The song was about a place called Pikeville, a relatively small mining town in Eastern Kentucky not far from my hometown of Paintsville. Brendon’s song perfectly captured some of the things I felt growing up in a town just like Pikeville. These Appalachian towns are full of hard working, God fearing people… coal mines and mud… and not much else. These are places where opportunities are sometimes few and you have to do what you can to get by. They are the types of places you’re proud to come from, but you know you have to leave even if a little part of you always wants to go back.

After hearing that song for the first time, I made it a point to find Brendon’s album and give the rest of it a listen. I was not disappointed. I got to hang out with Brendon earlier this week when he sat in as a studio guest for The Writer’s Block, and I was a bit surprised to learn that he didn’t grow up in Eastern Kentucky. He was born and bred in Knoxville and wrote “This Old Town” for a college buddy who had grown up Pikeville. The fact that Brendon could write a song that spoke to me as strongly as it did when he hadn’t even experienced what he was writing about should speak to his skills as a songwriter. Here is “This Old Town” from Brendon James Wright and The Wrongs.

Brendon James Wright and The Wrongs: This Old Town (Buy Album)

If you liked all of that… just remember that this is only a small sampling of Knoxville’s musical roster.
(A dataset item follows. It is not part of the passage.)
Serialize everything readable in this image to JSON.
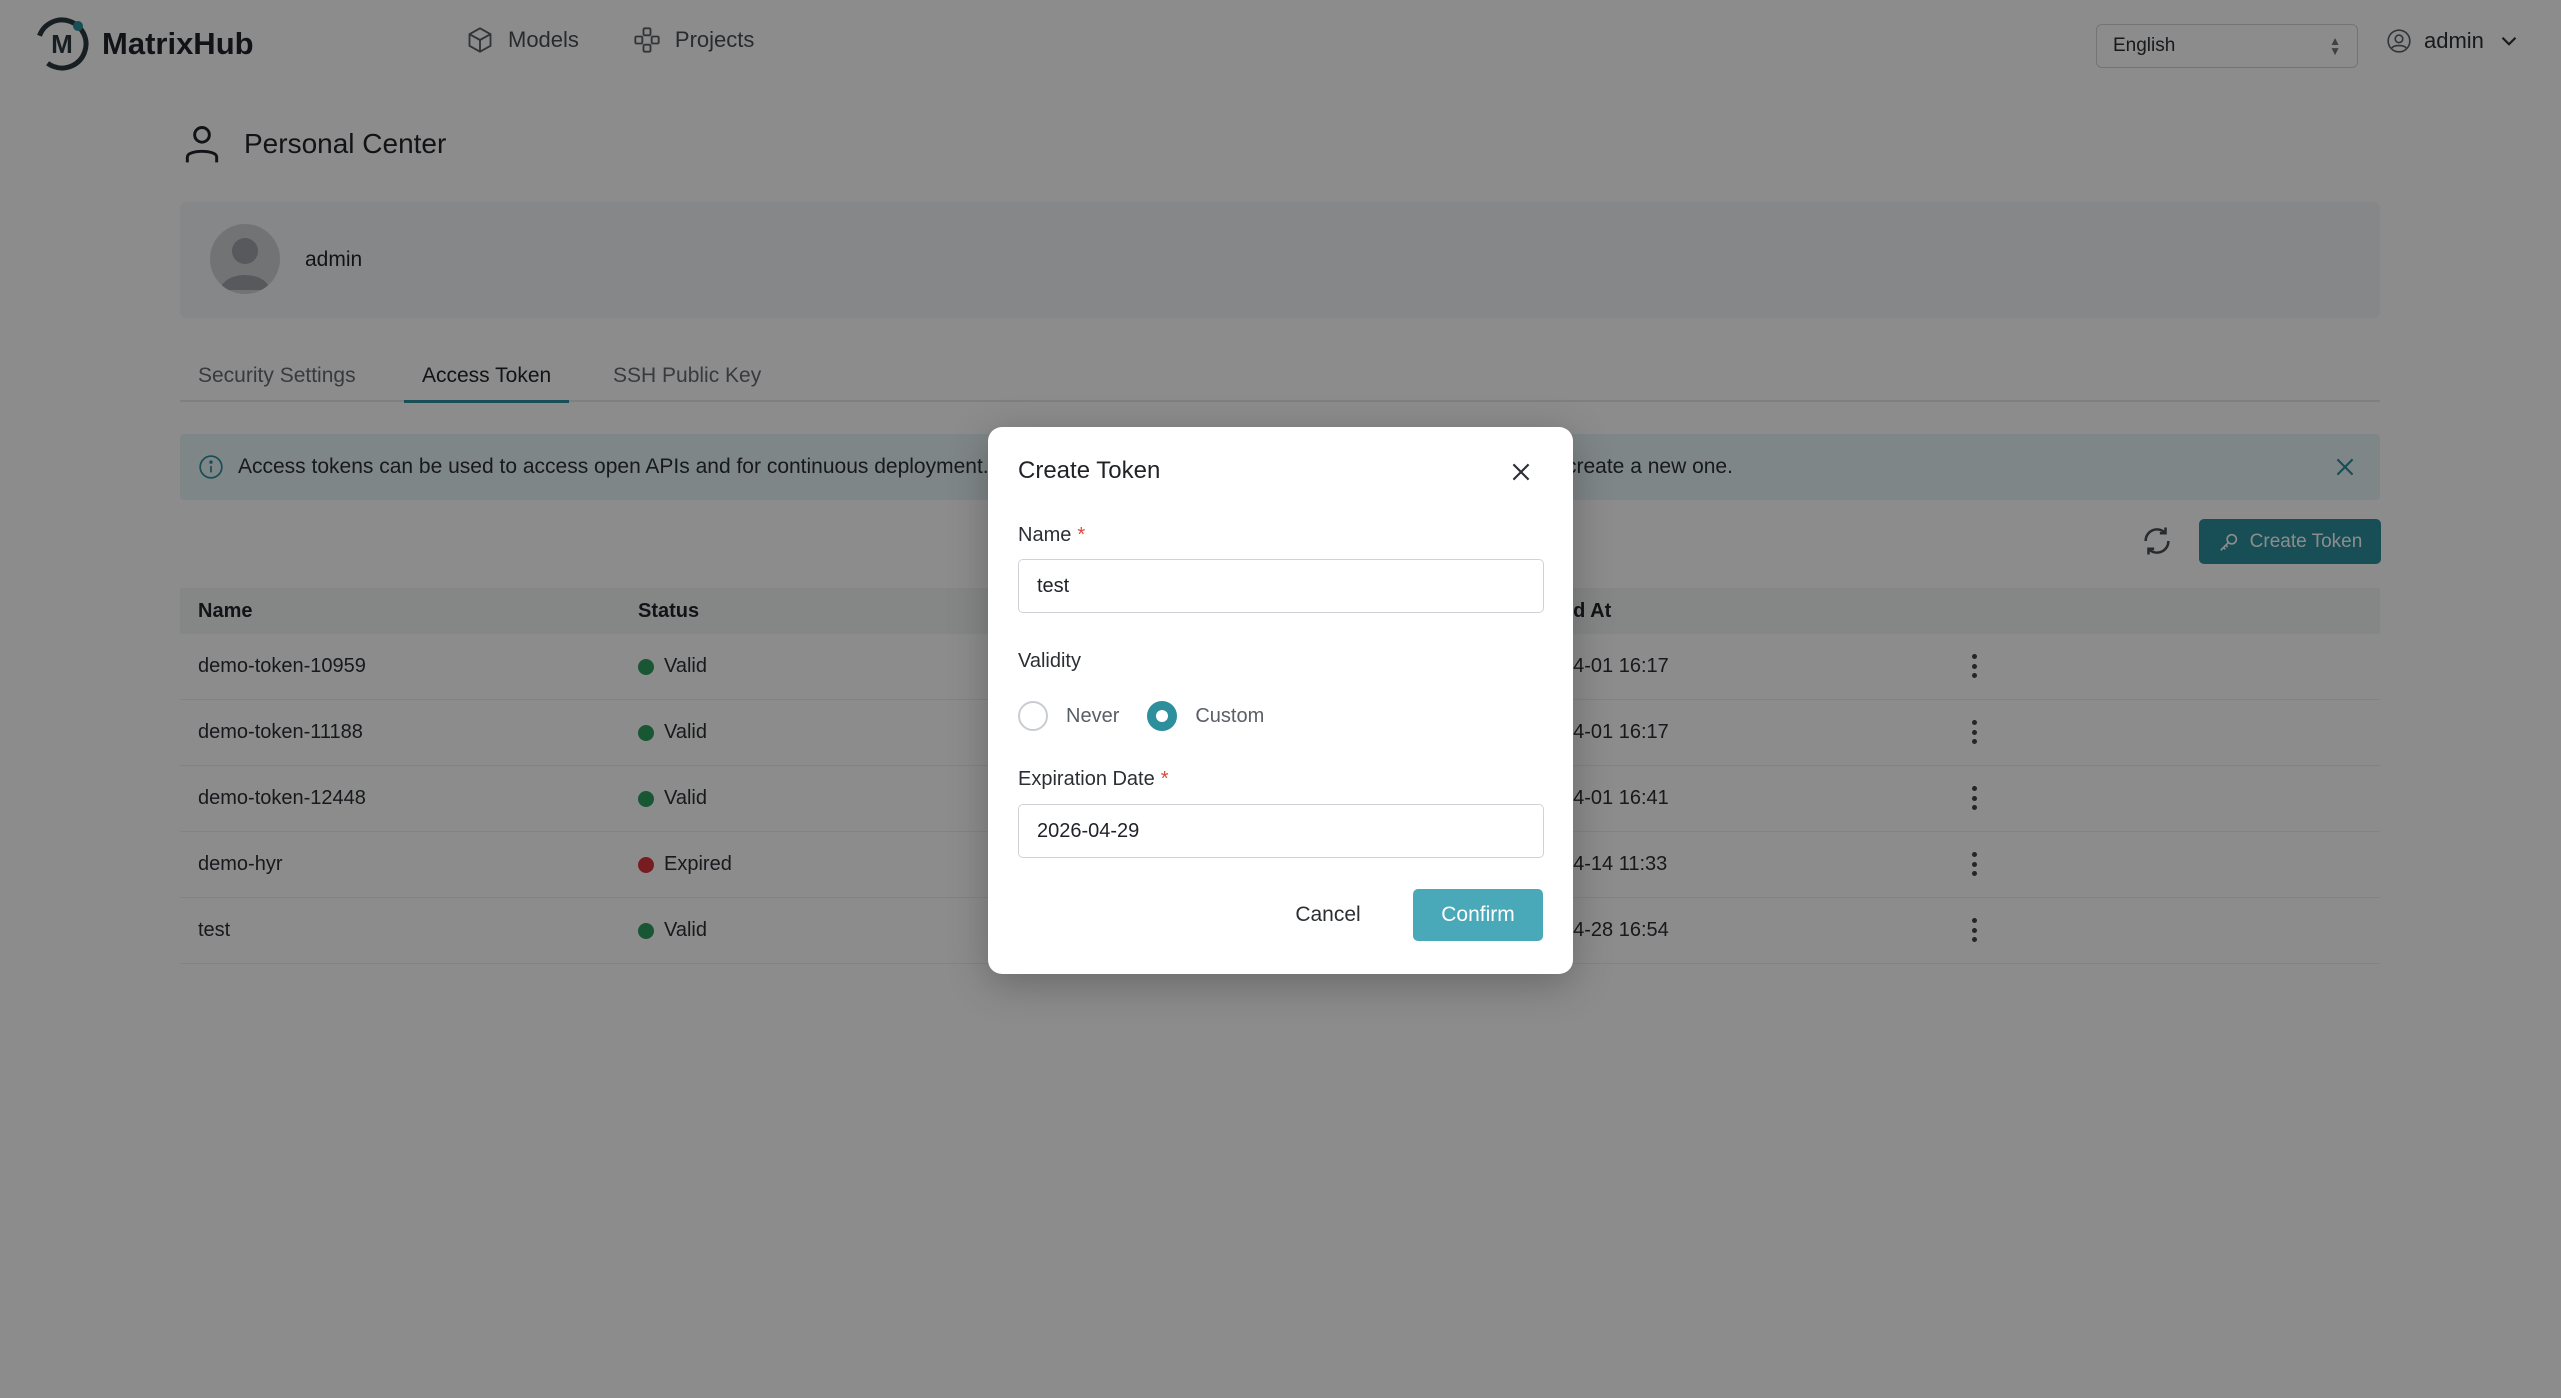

I didn’t even mention Karen E. Reynolds, Hector Quirko, Medford’s Black Record Collection, Wade Hill, Alex Leach, Robert Lovett, The Maid Rite String Band, The Bearded, Mic Harrison, Christabel and the Johns, Brent Thompson’s Wandering Circus, or any number of other Knoxville artists.

Maybe another day…